- [About this task]:
Whenever a line below holds the word "JSON", copy that line.

- [Extracted information]:
# # # # #
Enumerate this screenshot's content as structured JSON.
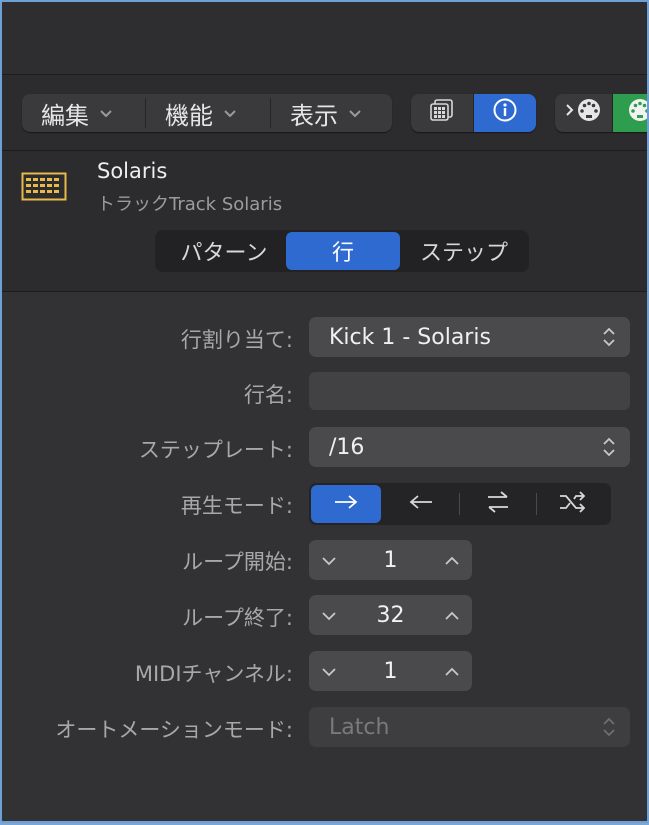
{
  "toolbar": {
    "menus": [
      {
        "label": "編集"
      },
      {
        "label": "機能"
      },
      {
        "label": "表示"
      }
    ],
    "chevron": "⌄"
  },
  "track": {
    "name": "Solaris",
    "subtitle": "トラックTrack Solaris",
    "icon_color": "#e9b949"
  },
  "tabs": [
    {
      "label": "パターン"
    },
    {
      "label": "行",
      "selected": true
    },
    {
      "label": "ステップ"
    }
  ],
  "inspector": {
    "row_assignment": {
      "label": "行割り当て:",
      "value": "Kick 1 - Solaris"
    },
    "row_name": {
      "label": "行名:",
      "value": ""
    },
    "step_rate": {
      "label": "ステップレート:",
      "value": "/16"
    },
    "playback_mode": {
      "label": "再生モード:",
      "options": [
        "forward",
        "backward",
        "ping-pong",
        "random"
      ],
      "selected": "forward"
    },
    "loop_start": {
      "label": "ループ開始:",
      "value": "1"
    },
    "loop_end": {
      "label": "ループ終了:",
      "value": "32"
    },
    "midi_channel": {
      "label": "MIDIチャンネル:",
      "value": "1"
    },
    "automation_mode": {
      "label": "オートメーションモード:",
      "value": "Latch",
      "enabled": false
    }
  },
  "colors": {
    "accent": "#2f6ad0",
    "plugin_green": "#2e9e4e"
  }
}
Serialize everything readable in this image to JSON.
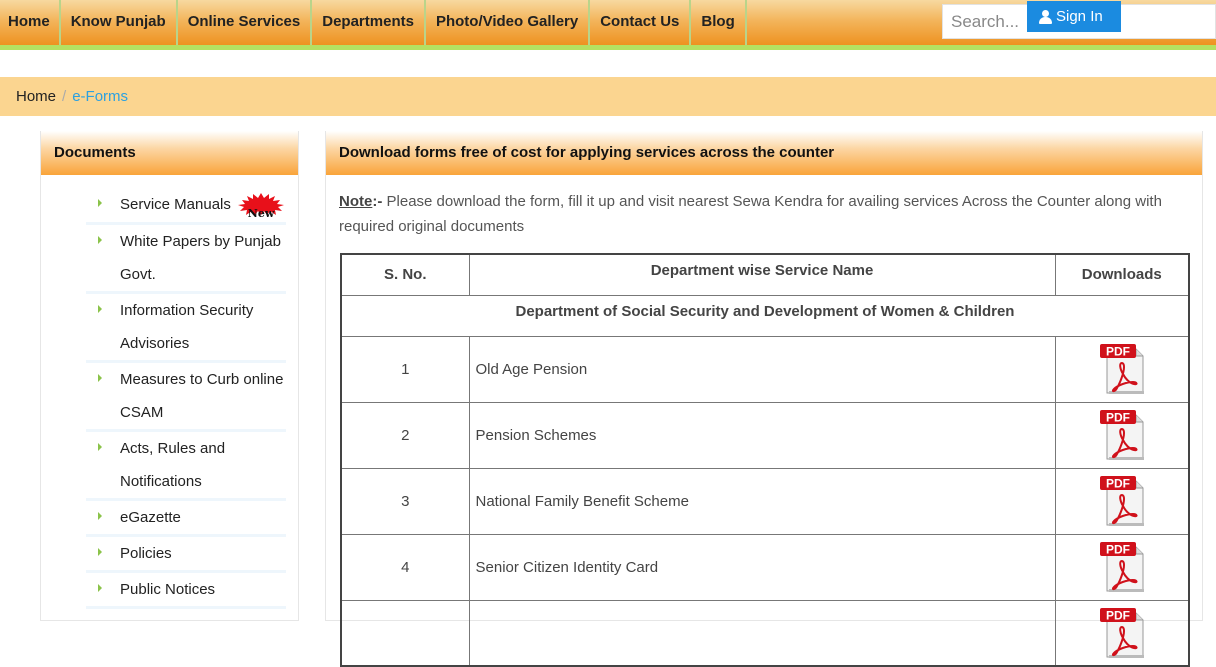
{
  "nav": {
    "items": [
      "Home",
      "Know Punjab",
      "Online Services",
      "Departments",
      "Photo/Video Gallery",
      "Contact Us",
      "Blog"
    ],
    "search_placeholder": "Search...",
    "signin_label": "Sign In",
    "signin_icon": "user-icon"
  },
  "breadcrumb": {
    "home": "Home",
    "separator": "/",
    "current": "e-Forms"
  },
  "sidebar": {
    "title": "Documents",
    "items": [
      {
        "label": "Service Manuals",
        "badge": "New"
      },
      {
        "label": "White Papers by Punjab Govt."
      },
      {
        "label": "Information Security Advisories"
      },
      {
        "label": "Measures to Curb online CSAM"
      },
      {
        "label": "Acts, Rules and Notifications"
      },
      {
        "label": "eGazette"
      },
      {
        "label": "Policies"
      },
      {
        "label": "Public Notices"
      }
    ]
  },
  "main": {
    "title": "Download forms free of cost for applying services across the counter",
    "note_label": "Note",
    "note_sep": ":-",
    "note_text": " Please download the form, fill it up and visit nearest Sewa Kendra for availing services Across the Counter along with required original documents",
    "table": {
      "headers": [
        "S. No.",
        "Department wise Service Name",
        "Downloads"
      ],
      "department": "Department of Social Security and Development of Women & Children",
      "rows": [
        {
          "sno": "1",
          "name": "Old Age Pension",
          "download_icon": "pdf-icon"
        },
        {
          "sno": "2",
          "name": "Pension Schemes",
          "download_icon": "pdf-icon"
        },
        {
          "sno": "3",
          "name": "National Family Benefit Scheme",
          "download_icon": "pdf-icon"
        },
        {
          "sno": "4",
          "name": "Senior Citizen Identity Card",
          "download_icon": "pdf-icon"
        },
        {
          "sno": "",
          "name": "",
          "download_icon": "pdf-icon"
        }
      ]
    }
  },
  "colors": {
    "nav_gradient_bottom": "#ee9220",
    "nav_border": "#b5e061",
    "breadcrumb_bg": "#fbd590",
    "link": "#2da1e0",
    "signin_bg": "#1b8be0",
    "pdf_red": "#d0111b"
  }
}
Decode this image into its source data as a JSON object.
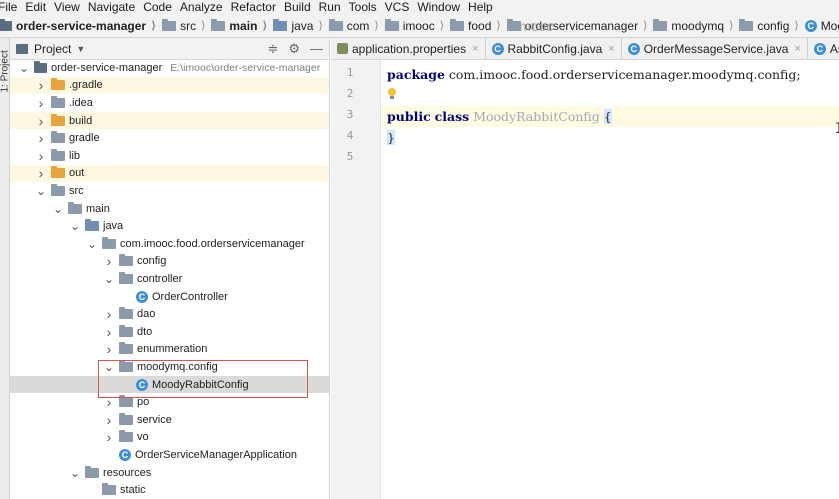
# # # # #
- [Solution to the problem]:
Enumerate this screenshot's content as structured JSON.
Serialize everything readable in this image to JSON.
Decode this image into its source data as a JSON object.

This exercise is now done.